Exercise directions
Retype every entry below exactly as it stands.

___ Records shown

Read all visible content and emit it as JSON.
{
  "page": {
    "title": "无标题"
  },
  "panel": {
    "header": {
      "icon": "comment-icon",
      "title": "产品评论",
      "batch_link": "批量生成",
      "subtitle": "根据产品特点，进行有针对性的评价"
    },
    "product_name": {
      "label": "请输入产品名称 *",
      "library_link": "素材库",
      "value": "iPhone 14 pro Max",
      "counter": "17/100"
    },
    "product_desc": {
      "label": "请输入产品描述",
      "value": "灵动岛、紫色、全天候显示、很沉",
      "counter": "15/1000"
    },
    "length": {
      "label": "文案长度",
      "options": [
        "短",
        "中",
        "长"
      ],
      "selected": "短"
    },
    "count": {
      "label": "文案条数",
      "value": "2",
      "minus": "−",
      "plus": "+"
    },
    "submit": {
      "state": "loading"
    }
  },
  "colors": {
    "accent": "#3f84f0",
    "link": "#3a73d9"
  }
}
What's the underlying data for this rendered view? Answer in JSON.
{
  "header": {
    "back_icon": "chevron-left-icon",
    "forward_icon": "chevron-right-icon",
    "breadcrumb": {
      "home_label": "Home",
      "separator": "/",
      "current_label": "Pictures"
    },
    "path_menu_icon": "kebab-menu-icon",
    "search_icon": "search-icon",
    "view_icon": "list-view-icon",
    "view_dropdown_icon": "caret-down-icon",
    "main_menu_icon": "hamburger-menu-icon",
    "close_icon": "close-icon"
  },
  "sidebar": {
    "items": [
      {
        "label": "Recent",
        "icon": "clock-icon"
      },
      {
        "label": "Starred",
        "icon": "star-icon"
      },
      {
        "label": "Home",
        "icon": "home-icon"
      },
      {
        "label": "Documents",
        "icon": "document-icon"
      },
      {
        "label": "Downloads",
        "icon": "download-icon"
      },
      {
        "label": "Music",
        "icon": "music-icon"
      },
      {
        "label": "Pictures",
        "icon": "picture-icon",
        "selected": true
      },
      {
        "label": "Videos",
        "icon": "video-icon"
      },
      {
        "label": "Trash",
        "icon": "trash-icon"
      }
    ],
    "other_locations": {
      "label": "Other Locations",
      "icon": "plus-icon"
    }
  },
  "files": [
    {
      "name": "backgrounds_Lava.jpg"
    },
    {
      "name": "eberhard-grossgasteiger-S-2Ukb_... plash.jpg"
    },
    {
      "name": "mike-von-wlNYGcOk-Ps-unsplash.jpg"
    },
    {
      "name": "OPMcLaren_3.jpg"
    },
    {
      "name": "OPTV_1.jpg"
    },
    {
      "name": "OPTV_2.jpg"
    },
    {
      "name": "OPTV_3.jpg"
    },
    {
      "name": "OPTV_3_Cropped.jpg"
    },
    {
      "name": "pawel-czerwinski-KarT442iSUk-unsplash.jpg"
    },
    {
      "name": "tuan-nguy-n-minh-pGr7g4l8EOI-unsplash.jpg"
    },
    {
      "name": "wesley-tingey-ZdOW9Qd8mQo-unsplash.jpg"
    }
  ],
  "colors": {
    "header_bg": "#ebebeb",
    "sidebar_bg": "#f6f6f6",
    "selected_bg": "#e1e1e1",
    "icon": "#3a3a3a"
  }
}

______

Answer section
Read all visible content and emit it as JSON.
{
  "page": {
    "title": "无标题"
  },
  "panel": {
    "header": {
      "icon": "comment-icon",
      "title": "产品评论",
      "batch_link": "批量生成",
      "subtitle": "根据产品特点，进行有针对性的评价"
    },
    "product_name": {
      "label": "请输入产品名称 *",
      "library_link": "素材库",
      "value": "iPhone 14 pro Max",
      "counter": "17/100"
    },
    "product_desc": {
      "label": "请输入产品描述",
      "value": "灵动岛、紫色、全天候显示、很沉",
      "counter": "15/1000"
    },
    "length": {
      "label": "文案长度",
      "options": [
        "短",
        "中",
        "长"
      ],
      "selected": "短"
    },
    "count": {
      "label": "文案条数",
      "value": "2",
      "minus": "−",
      "plus": "+"
    },
    "submit": {
      "state": "loading"
    }
  },
  "colors": {
    "accent": "#3f84f0",
    "link": "#3a73d9"
  }
}
What's the underlying data for this rendered view? Answer in JSON.
{
  "header": {
    "back_icon": "chevron-left-icon",
    "forward_icon": "chevron-right-icon",
    "breadcrumb": {
      "home_label": "Home",
      "separator": "/",
      "current_label": "Pictures"
    },
    "path_menu_icon": "kebab-menu-icon",
    "search_icon": "search-icon",
    "view_icon": "list-view-icon",
    "view_dropdown_icon": "caret-down-icon",
    "main_menu_icon": "hamburger-menu-icon",
    "close_icon": "close-icon"
  },
  "sidebar": {
    "items": [
      {
        "label": "Recent",
        "icon": "clock-icon"
      },
      {
        "label": "Starred",
        "icon": "star-icon"
      },
      {
        "label": "Home",
        "icon": "home-icon"
      },
      {
        "label": "Documents",
        "icon": "document-icon"
      },
      {
        "label": "Downloads",
        "icon": "download-icon"
      },
      {
        "label": "Music",
        "icon": "music-icon"
      },
      {
        "label": "Pictures",
        "icon": "picture-icon",
        "selected": true
      },
      {
        "label": "Videos",
        "icon": "video-icon"
      },
      {
        "label": "Trash",
        "icon": "trash-icon"
      }
    ],
    "other_locations": {
      "label": "Other Locations",
      "icon": "plus-icon"
    }
  },
  "files": [
    {
      "name": "backgrounds_Lava.jpg"
    },
    {
      "name": "eberhard-grossgasteiger-S-2Ukb_... plash.jpg"
    },
    {
      "name": "mike-von-wlNYGcOk-Ps-unsplash.jpg"
    },
    {
      "name": "OPMcLaren_3.jpg"
    },
    {
      "name": "OPTV_1.jpg"
    },
    {
      "name": "OPTV_2.jpg"
    },
    {
      "name": "OPTV_3.jpg"
    },
    {
      "name": "OPTV_3_Cropped.jpg"
    },
    {
      "name": "pawel-czerwinski-KarT442iSUk-unsplash.jpg"
    },
    {
      "name": "tuan-nguy-n-minh-pGr7g4l8EOI-unsplash.jpg"
    },
    {
      "name": "wesley-tingey-ZdOW9Qd8mQo-unsplash.jpg"
    }
  ],
  "colors": {
    "header_bg": "#ebebeb",
    "sidebar_bg": "#f6f6f6",
    "selected_bg": "#e1e1e1",
    "icon": "#3a3a3a"
  }
}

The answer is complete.